'This also allows you to capture the Moon with objects in the foreground, allowing you to obtain some very striking photos.'
This is the second full moon of the summer, rising over the sky at 21:15 BST, about 15 minutes after sunset, then setting again at 04:59 BST
In Europe, this moon has traditionally been referred to as a 'Hay moon' - in a nod to the haymaking of June and July - and occasionally as a 'Mead' or 'Rose' moon, although such names are also known to be given to the previous full moon as well
Full moons occur at least once per month, and in many cultures throughout history have been used to tell the passage of time.
According to the Royal Observatory Greenwich: 'A full Moon happens roughly every 29.5 days. This is the length of time it takes for the Moon to go through one whole lunar phase cycle.'
'The Moon’s phases and the months of the year are inextricably linked - the word 'month' even takes its root from the word 'moon',' they wrote.
A month was originally defined to be either 29 or 30 days, roughly equal to the 29.5-day lunar cycle. However, some of our calendar months were later padded out with extra days, in order that 12 months would make up one complete 365-day solar year.
FULL MOON NAMES AND THEIR MEANINGS

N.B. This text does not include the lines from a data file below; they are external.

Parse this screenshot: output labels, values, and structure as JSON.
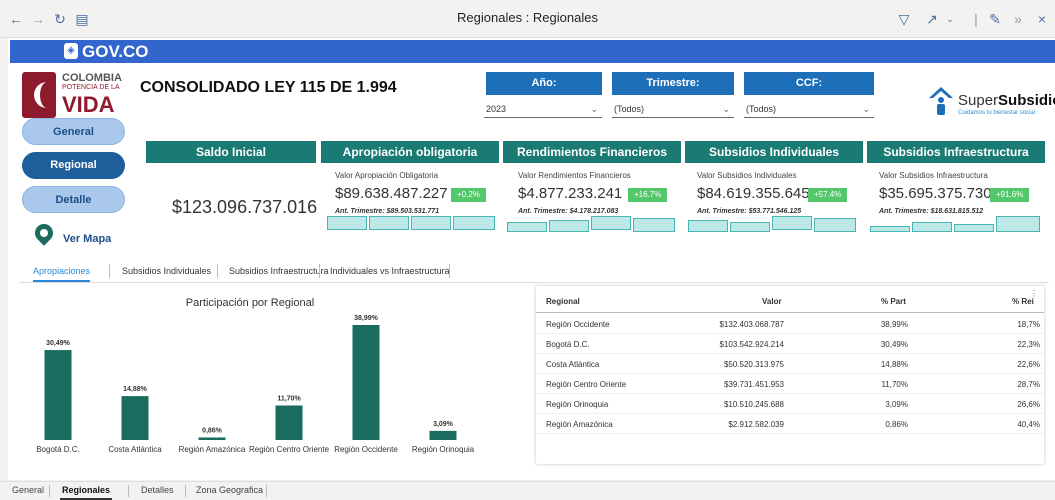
{
  "window": {
    "title": "Regionales : Regionales"
  },
  "header": {
    "gov_label": "GOV.CO",
    "page_title": "CONSOLIDADO LEY 115 DE 1.994"
  },
  "logo_left": {
    "line1": "COLOMBIA",
    "line2": "POTENCIA DE LA",
    "line3": "VIDA"
  },
  "logo_right": {
    "name_prefix": "Super",
    "name_bold": "Subsidio",
    "tagline": "Cuidamos tu bienestar social"
  },
  "filters": [
    {
      "label": "Año:",
      "value": "2023"
    },
    {
      "label": "Trimestre:",
      "value": "(Todos)"
    },
    {
      "label": "CCF:",
      "value": "(Todos)"
    }
  ],
  "nav": {
    "general": "General",
    "regional": "Regional",
    "detalle": "Detalle",
    "map": "Ver Mapa"
  },
  "kpis": {
    "saldo_inicial": {
      "title": "Saldo Inicial",
      "value": "$123.096.737.016"
    },
    "cards": [
      {
        "title": "Apropiación obligatoria",
        "label": "Valor Apropiación Obligatoria",
        "value": "$89.638.487.227",
        "badge": "+0.2%",
        "prev": "Ant. Trimestre: $89.503.531.771"
      },
      {
        "title": "Rendimientos Financieros",
        "label": "Valor Rendimientos Financieros",
        "value": "$4.877.233.241",
        "badge": "+16.7%",
        "prev": "Ant. Trimestre: $4.178.217.083"
      },
      {
        "title": "Subsidios Individuales",
        "label": "Valor Subsidios Individuales",
        "value": "$84.619.355.645",
        "badge": "+57.4%",
        "prev": "Ant. Trimestre: $53.771.546.125"
      },
      {
        "title": "Subsidios Infraestructura",
        "label": "Valor Subsidios Infraestructura",
        "value": "$35.695.375.730",
        "badge": "+91.6%",
        "prev": "Ant. Trimestre: $18.631.815.512"
      }
    ]
  },
  "tabs": [
    "Apropiaciones",
    "Subsidios Individuales",
    "Subsidios Infraestructura",
    "Individuales vs Infraestructura"
  ],
  "chart_data": {
    "type": "bar",
    "title": "Participación por Regional",
    "categories": [
      "Bogotá D.C.",
      "Costa Atlántica",
      "Región Amazónica",
      "Región Centro Oriente",
      "Región Occidente",
      "Región Orinoquia"
    ],
    "values": [
      30.49,
      14.88,
      0.86,
      11.7,
      38.99,
      3.09
    ],
    "labels": [
      "30,49%",
      "14,88%",
      "0,86%",
      "11,70%",
      "38,99%",
      "3,09%"
    ],
    "ylim": [
      0,
      40
    ],
    "color": "#1b6b5e",
    "grid": false
  },
  "table": {
    "headers": [
      "Regional",
      "Valor",
      "% Part",
      "% Rei"
    ],
    "rows": [
      [
        "Región Occidente",
        "$132.403.068.787",
        "38,99%",
        "18,7%"
      ],
      [
        "Bogotá D.C.",
        "$103.542.924.214",
        "30,49%",
        "22,3%"
      ],
      [
        "Costa Atlántica",
        "$50.520.313.975",
        "14,88%",
        "22,6%"
      ],
      [
        "Región Centro Oriente",
        "$39.731.451.953",
        "11,70%",
        "28,7%"
      ],
      [
        "Región Orinoquia",
        "$10.510.245.688",
        "3,09%",
        "26,6%"
      ],
      [
        "Región Amazónica",
        "$2.912.582.039",
        "0,86%",
        "40,4%"
      ]
    ]
  },
  "bottom_tabs": [
    "General",
    "Regionales",
    "Detalles",
    "Zona Geografica"
  ],
  "colors": {
    "gov_blue": "#3366cc",
    "filter_blue": "#1d6fb8",
    "kpi_teal": "#1a7a74",
    "badge_green": "#52c86a",
    "bar_teal": "#1b6b5e"
  }
}
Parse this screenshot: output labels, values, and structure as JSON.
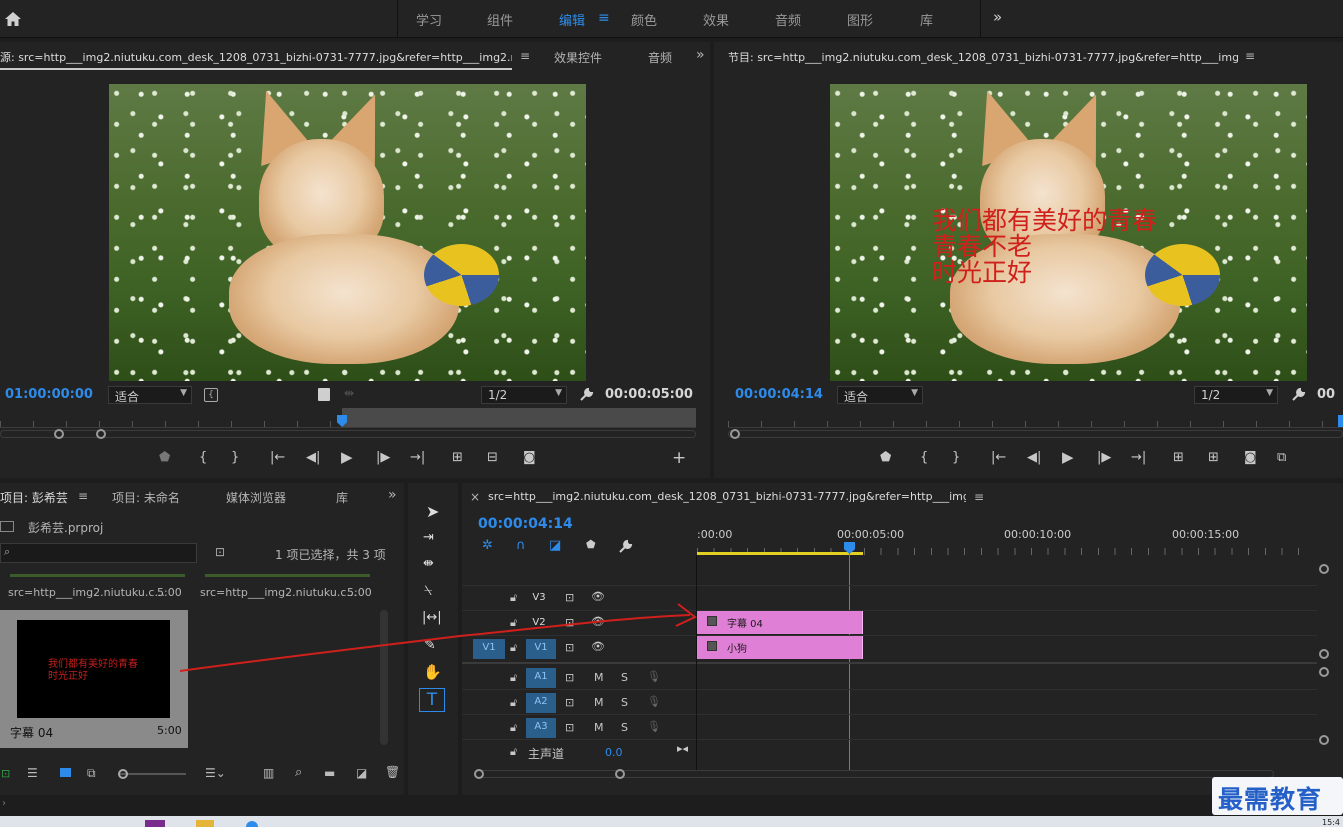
{
  "top": {
    "workspaces": [
      {
        "label": "学习"
      },
      {
        "label": "组件"
      },
      {
        "label": "编辑"
      },
      {
        "label": "颜色"
      },
      {
        "label": "效果"
      },
      {
        "label": "音频"
      },
      {
        "label": "图形"
      },
      {
        "label": "库"
      }
    ],
    "more": "»"
  },
  "source": {
    "tab": "源: src=http___img2.niutuku.com_desk_1208_0731_bizhi-0731-7777.jpg&refer=http___img2.niutuku.jpg",
    "tab_menu": "≡",
    "tab2": "效果控件",
    "tab3": "音频",
    "more": "»",
    "timecode_in": "01:00:00:00",
    "fit": "适合",
    "res": "1/2",
    "timecode_out": "00:00:05:00"
  },
  "program": {
    "tab": "节目: src=http___img2.niutuku.com_desk_1208_0731_bizhi-0731-7777.jpg&refer=http___img2.niutuku",
    "tab_menu": "≡",
    "timecode": "00:00:04:14",
    "fit": "适合",
    "res": "1/2",
    "overlay": [
      "我们都有美好的青春",
      "青春不老",
      "时光正好"
    ],
    "timecode_out": "00"
  },
  "project": {
    "tabs": [
      "项目: 彭希芸",
      "项目: 未命名",
      "媒体浏览器",
      "库"
    ],
    "tab_menu": "≡",
    "more": "»",
    "file": "彭希芸.prproj",
    "selection": "1 项已选择，共 3 项",
    "bins": [
      {
        "name": "src=http___img2.niutuku.c...",
        "dur": "5:00"
      },
      {
        "name": "src=http___img2.niutuku.c...",
        "dur": "5:00"
      }
    ],
    "title_item": {
      "name": "字幕 04",
      "dur": "5:00",
      "thumb_text": [
        "我们都有美好的青春",
        "时光正好"
      ]
    }
  },
  "timeline": {
    "close": "×",
    "tab": "src=http___img2.niutuku.com_desk_1208_0731_bizhi-0731-7777.jpg&refer=http___img2.niutuku",
    "tab_menu": "≡",
    "timecode": "00:00:04:14",
    "ruler": [
      ":00:00",
      "00:00:05:00",
      "00:00:10:00",
      "00:00:15:00"
    ],
    "video_tracks": [
      "V3",
      "V2",
      "V1"
    ],
    "src_patch": "V1",
    "audio_tracks": [
      "A1",
      "A2",
      "A3"
    ],
    "m": "M",
    "s": "S",
    "master": "主声道",
    "master_val": "0.0",
    "clips": [
      {
        "label": "字幕 04"
      },
      {
        "label": "小狗"
      }
    ]
  },
  "watermark": {
    "text": "最需教育"
  },
  "taskbar": {
    "clock": "15:4"
  }
}
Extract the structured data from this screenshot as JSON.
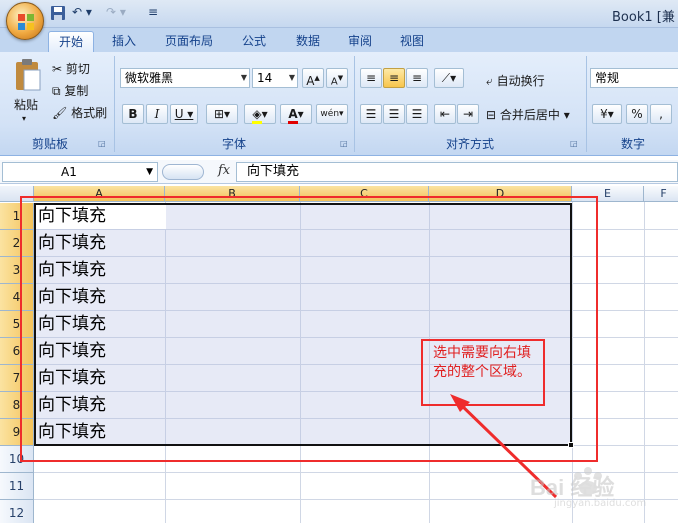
{
  "window": {
    "title_visible": "Book1  [兼"
  },
  "tabs": [
    "开始",
    "插入",
    "页面布局",
    "公式",
    "数据",
    "审阅",
    "视图"
  ],
  "clipboard": {
    "paste_label": "粘贴",
    "cut_label": "剪切",
    "copy_label": "复制",
    "format_painter_label": "格式刷",
    "group_label": "剪贴板"
  },
  "font": {
    "name": "微软雅黑",
    "size": "14",
    "group_label": "字体",
    "phonetic_label": "wén"
  },
  "alignment": {
    "wrap_label": "自动换行",
    "merge_label": "合并后居中",
    "group_label": "对齐方式"
  },
  "number": {
    "format": "常规",
    "percent": "%",
    "comma": ",",
    "group_label": "数字"
  },
  "formula_bar": {
    "name_box": "A1",
    "fx": "fx",
    "content": "向下填充"
  },
  "columns": [
    "A",
    "B",
    "C",
    "D",
    "E",
    "F"
  ],
  "rows": [
    "1",
    "2",
    "3",
    "4",
    "5",
    "6",
    "7",
    "8",
    "9",
    "10",
    "11",
    "12"
  ],
  "cells": [
    "向下填充",
    "向下填充",
    "向下填充",
    "向下填充",
    "向下填充",
    "向下填充",
    "向下填充",
    "向下填充",
    "向下填充"
  ],
  "annotation": {
    "callout": "选中需要向右填充的整个区域。"
  },
  "watermark": {
    "text": "Bai 经验",
    "url": "jingyan.baidu.com"
  },
  "colors": {
    "annotation_red": "#ef2c2c",
    "selection_fill": "#dcdff0",
    "ribbon": "#d3e2f6"
  }
}
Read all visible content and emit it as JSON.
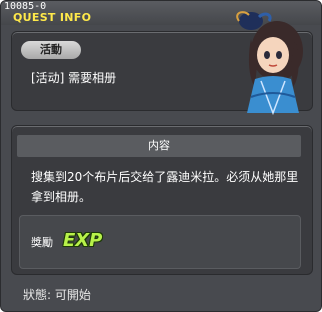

January: Wolf Moon because wolves were heard more often at this time.
February: Snow Moon to coincide with heavy snow.
March: Worm Moon as the Sun increasingly warmed the soil and earthworms became active.
April: Pink Moon as it heralded the appearance of Phlox subulata or moss pink – one of spring's first flowers.
May: Flower Moon because of the abundance of blossoms.
June: Strawberry Moon because it appeared when the strawberry harvest first took place.
July: Buck Moon as it arrived when a male deer's antlers were in full growth mode.
August: Sturgeon Moon after the large fish that was easily caught at this time.
September: Corn Moon because this was the time to harvest corn.
October: Hunter's Moon after the time to hunt in preparation for winter.
November: Beaver Moon because it was the time to set up beaver traps.
December: Cold Moon because nights at this time of year were the longest.
Source: Old Farmer's Almanac